Test of cookie spread using soft white wheat flour and other low protein flour to show protein % does not always predict performance.

These test results, provided by USW Bakery Consultant Roy Chung, show cookie spread increases and then declines as the flour protein percentage lowers, demonstrating that protein percentage alone is not an accurate predictor of performance.

Clean Label Input

“In addition, more wheat food manufacturers are looking for ways to ‘clean up’ their ingredient labels,” said USW Regional Technical Director Peter Lloyd. “USW can show SRC results to millers and bakers that prove flours from U.S. soft white wheat and SRW wheat can make beautiful end products without adding any ‘magic powder’ like enzymes that have to be added to medium protein wheat flour to make weak gluten products.”

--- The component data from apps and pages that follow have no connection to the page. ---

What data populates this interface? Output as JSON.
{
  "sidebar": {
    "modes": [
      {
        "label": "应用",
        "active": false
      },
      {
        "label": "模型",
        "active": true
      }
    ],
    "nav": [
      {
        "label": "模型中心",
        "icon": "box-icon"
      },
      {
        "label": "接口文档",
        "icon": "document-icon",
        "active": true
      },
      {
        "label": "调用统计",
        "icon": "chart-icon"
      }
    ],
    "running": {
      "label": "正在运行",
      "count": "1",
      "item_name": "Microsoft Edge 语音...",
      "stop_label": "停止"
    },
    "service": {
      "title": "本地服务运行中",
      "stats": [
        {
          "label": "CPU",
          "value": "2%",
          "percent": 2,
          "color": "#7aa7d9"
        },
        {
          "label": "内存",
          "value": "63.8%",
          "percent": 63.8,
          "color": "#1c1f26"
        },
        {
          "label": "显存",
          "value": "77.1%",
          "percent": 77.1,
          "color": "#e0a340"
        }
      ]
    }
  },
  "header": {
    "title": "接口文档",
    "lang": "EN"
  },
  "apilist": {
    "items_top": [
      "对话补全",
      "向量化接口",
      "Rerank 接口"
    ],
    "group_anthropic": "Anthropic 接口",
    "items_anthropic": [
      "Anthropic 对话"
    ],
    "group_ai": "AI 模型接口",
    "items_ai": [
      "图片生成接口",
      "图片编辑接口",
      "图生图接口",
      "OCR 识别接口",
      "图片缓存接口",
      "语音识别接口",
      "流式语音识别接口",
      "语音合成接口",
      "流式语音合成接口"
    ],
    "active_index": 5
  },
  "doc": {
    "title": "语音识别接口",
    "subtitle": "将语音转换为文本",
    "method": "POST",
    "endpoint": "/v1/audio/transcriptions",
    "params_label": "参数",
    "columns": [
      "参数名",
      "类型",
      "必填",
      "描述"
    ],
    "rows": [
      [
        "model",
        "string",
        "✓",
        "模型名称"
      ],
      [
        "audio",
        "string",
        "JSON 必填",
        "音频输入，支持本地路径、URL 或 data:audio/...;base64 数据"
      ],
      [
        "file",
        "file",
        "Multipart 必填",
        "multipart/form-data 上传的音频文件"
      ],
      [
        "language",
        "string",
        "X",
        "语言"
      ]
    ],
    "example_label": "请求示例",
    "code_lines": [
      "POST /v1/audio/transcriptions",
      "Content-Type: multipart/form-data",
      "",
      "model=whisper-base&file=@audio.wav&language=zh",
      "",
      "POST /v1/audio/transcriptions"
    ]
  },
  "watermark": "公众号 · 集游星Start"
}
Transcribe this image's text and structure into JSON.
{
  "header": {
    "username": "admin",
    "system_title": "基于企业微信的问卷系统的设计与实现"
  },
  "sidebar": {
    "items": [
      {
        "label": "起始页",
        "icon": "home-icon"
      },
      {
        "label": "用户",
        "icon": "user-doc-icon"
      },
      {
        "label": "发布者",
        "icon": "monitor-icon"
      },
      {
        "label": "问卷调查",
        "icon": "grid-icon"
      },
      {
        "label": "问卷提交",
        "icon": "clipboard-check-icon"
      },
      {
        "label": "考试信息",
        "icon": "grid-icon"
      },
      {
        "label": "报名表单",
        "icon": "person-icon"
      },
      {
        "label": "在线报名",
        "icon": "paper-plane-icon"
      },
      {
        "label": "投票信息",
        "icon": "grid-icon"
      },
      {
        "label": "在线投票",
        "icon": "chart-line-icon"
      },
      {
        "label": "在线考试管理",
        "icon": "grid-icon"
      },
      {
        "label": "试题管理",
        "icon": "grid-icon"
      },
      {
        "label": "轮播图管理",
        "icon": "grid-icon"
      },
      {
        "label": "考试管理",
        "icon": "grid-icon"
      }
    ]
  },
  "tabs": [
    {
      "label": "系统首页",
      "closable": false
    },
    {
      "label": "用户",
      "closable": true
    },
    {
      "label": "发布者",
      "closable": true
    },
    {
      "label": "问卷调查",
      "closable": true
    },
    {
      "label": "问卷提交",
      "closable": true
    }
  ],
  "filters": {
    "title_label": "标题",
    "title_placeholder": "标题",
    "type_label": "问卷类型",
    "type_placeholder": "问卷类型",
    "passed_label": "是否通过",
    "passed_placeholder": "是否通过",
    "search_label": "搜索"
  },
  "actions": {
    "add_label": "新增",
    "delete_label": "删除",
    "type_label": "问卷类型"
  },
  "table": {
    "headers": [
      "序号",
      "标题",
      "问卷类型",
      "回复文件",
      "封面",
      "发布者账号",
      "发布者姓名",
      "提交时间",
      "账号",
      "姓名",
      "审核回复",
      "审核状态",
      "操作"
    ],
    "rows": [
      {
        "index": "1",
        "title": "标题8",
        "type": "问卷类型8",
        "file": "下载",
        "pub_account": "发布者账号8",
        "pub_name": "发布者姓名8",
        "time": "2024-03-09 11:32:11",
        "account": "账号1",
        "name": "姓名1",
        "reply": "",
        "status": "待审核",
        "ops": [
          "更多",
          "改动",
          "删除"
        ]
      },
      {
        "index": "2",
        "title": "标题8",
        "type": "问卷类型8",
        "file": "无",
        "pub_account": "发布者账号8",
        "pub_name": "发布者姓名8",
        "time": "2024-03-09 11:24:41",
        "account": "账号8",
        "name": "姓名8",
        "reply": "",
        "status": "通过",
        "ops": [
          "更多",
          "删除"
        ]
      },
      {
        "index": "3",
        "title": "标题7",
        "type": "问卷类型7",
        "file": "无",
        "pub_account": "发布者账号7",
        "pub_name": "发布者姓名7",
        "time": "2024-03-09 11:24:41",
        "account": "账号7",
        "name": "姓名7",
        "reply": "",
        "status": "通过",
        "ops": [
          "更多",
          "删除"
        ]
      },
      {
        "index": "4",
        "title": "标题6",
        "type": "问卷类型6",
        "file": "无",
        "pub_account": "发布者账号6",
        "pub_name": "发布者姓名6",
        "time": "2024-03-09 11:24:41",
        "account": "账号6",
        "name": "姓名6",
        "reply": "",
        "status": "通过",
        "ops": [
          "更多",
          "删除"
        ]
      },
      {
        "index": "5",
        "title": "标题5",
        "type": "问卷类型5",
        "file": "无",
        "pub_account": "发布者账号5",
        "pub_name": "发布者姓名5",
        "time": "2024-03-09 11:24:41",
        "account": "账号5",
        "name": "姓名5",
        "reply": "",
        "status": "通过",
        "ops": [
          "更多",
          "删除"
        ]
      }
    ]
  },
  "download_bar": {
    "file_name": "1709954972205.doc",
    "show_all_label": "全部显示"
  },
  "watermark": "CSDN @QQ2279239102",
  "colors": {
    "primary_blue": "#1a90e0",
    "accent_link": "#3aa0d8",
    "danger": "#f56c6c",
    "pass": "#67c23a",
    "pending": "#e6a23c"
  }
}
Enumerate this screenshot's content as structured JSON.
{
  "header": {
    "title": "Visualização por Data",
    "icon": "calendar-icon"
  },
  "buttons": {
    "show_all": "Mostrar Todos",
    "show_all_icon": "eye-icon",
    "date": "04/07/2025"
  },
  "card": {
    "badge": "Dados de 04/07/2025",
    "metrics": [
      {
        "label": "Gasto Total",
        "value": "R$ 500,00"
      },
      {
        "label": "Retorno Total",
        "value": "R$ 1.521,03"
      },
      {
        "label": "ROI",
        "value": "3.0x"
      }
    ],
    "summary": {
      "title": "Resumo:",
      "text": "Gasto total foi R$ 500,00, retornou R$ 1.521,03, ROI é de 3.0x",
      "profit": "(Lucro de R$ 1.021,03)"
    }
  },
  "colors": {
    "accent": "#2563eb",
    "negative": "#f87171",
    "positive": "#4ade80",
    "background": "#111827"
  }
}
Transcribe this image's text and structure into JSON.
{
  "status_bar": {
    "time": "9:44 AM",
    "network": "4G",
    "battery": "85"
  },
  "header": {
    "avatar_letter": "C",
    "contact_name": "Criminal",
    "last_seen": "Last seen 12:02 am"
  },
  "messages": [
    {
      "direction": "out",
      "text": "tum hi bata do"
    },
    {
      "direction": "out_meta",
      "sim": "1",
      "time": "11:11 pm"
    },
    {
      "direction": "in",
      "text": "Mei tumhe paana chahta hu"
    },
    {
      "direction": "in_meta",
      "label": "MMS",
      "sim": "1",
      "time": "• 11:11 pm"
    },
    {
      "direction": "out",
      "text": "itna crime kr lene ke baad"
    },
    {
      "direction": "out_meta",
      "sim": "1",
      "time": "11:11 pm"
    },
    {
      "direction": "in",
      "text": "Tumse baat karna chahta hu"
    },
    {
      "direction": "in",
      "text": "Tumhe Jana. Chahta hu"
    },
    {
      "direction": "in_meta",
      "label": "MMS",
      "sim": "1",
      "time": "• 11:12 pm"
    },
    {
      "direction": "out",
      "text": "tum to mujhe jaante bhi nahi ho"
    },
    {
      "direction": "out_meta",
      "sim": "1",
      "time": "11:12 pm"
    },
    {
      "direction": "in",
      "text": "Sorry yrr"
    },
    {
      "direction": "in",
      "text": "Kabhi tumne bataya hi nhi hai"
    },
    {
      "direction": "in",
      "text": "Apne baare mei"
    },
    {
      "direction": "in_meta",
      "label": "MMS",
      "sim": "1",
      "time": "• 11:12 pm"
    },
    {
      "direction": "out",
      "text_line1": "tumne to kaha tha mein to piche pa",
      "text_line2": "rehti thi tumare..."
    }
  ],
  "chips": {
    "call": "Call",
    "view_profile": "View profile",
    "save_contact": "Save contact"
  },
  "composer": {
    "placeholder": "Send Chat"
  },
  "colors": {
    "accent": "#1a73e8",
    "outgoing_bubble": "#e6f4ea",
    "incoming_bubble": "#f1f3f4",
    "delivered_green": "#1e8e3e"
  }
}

USW has helped flour mills understand the advantages of SW by introducing SRC analysis and training mills to use the tool to expand their business. Vietnam is one example, where several flour mills use SRC analysis of flour products milled from SW to demonstrate how end-product performance is improved compared to flour milled from alternative wheat supplies.

“Our baking experts have already had several sessions with flour millers across South and North Asia about the benefits of evaluating flour from SW with SRC over protein levels alone,” said USW Regional Vice President Matt Weimar. “We were also pleased with the number of millers who participated in the June webinar on SRC, in which Roy Chung and Tarik Gahi, our Milling and Baking Technologist, demonstrated the SRC method. We also had a well-attended second session in July featuring Peter Lloyd discussing how to use SRC data to blend flour streams for better performance and profit.”

Excellent SW Will Be Available

Buyers, millers and end-users can be reassured that excellent quality SW is available even with a short 2021/22 crop. Beginning stocks carry in 1.91 million metric tons of total U.S. white wheat following a 2020/21 PNW SW crop with excellent performance characteristics. Local USW offices and U.S. export grain companies are also prepared to help their customers develop tenders that will deliver the wheat qualities needed at the highest value possible.